- [ACTIVITY]: Each line below needs to be repeated precisely as it is.

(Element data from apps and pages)
+--
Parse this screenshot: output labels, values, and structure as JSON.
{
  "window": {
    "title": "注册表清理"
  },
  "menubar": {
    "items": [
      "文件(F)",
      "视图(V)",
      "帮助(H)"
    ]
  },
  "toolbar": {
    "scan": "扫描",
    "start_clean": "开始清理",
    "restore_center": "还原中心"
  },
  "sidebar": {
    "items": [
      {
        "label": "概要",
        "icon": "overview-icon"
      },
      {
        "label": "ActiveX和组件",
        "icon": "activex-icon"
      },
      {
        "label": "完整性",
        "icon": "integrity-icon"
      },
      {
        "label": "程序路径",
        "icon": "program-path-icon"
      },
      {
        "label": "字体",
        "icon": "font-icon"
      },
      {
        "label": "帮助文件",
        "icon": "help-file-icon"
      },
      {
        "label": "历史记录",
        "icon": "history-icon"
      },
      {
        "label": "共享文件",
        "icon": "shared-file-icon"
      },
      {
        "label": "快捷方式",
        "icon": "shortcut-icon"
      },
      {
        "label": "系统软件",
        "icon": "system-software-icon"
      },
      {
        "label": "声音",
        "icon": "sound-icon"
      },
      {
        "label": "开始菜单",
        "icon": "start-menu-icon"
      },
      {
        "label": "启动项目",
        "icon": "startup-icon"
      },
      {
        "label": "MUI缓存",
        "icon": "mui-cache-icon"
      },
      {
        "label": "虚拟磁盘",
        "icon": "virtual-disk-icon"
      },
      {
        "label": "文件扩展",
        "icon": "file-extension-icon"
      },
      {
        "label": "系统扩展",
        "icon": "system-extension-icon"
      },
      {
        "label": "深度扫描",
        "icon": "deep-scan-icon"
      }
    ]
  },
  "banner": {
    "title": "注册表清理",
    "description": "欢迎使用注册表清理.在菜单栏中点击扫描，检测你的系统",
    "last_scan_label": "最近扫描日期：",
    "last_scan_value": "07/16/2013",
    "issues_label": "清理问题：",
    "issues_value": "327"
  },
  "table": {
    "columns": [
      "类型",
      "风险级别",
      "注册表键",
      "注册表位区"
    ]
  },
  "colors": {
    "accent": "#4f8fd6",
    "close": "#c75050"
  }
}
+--
- [TASK SOLUTION]:
Parse this screenshot: output labels, values, and structure as JSON.
{
  "window": {
    "title": "注册表清理"
  },
  "menubar": {
    "items": [
      "文件(F)",
      "视图(V)",
      "帮助(H)"
    ]
  },
  "toolbar": {
    "scan": "扫描",
    "start_clean": "开始清理",
    "restore_center": "还原中心"
  },
  "sidebar": {
    "items": [
      {
        "label": "概要",
        "icon": "overview-icon"
      },
      {
        "label": "ActiveX和组件",
        "icon": "activex-icon"
      },
      {
        "label": "完整性",
        "icon": "integrity-icon"
      },
      {
        "label": "程序路径",
        "icon": "program-path-icon"
      },
      {
        "label": "字体",
        "icon": "font-icon"
      },
      {
        "label": "帮助文件",
        "icon": "help-file-icon"
      },
      {
        "label": "历史记录",
        "icon": "history-icon"
      },
      {
        "label": "共享文件",
        "icon": "shared-file-icon"
      },
      {
        "label": "快捷方式",
        "icon": "shortcut-icon"
      },
      {
        "label": "系统软件",
        "icon": "system-software-icon"
      },
      {
        "label": "声音",
        "icon": "sound-icon"
      },
      {
        "label": "开始菜单",
        "icon": "start-menu-icon"
      },
      {
        "label": "启动项目",
        "icon": "startup-icon"
      },
      {
        "label": "MUI缓存",
        "icon": "mui-cache-icon"
      },
      {
        "label": "虚拟磁盘",
        "icon": "virtual-disk-icon"
      },
      {
        "label": "文件扩展",
        "icon": "file-extension-icon"
      },
      {
        "label": "系统扩展",
        "icon": "system-extension-icon"
      },
      {
        "label": "深度扫描",
        "icon": "deep-scan-icon"
      }
    ]
  },
  "banner": {
    "title": "注册表清理",
    "description": "欢迎使用注册表清理.在菜单栏中点击扫描，检测你的系统",
    "last_scan_label": "最近扫描日期：",
    "last_scan_value": "07/16/2013",
    "issues_label": "清理问题：",
    "issues_value": "327"
  },
  "table": {
    "columns": [
      "类型",
      "风险级别",
      "注册表键",
      "注册表位区"
    ]
  },
  "colors": {
    "accent": "#4f8fd6",
    "close": "#c75050"
  }
}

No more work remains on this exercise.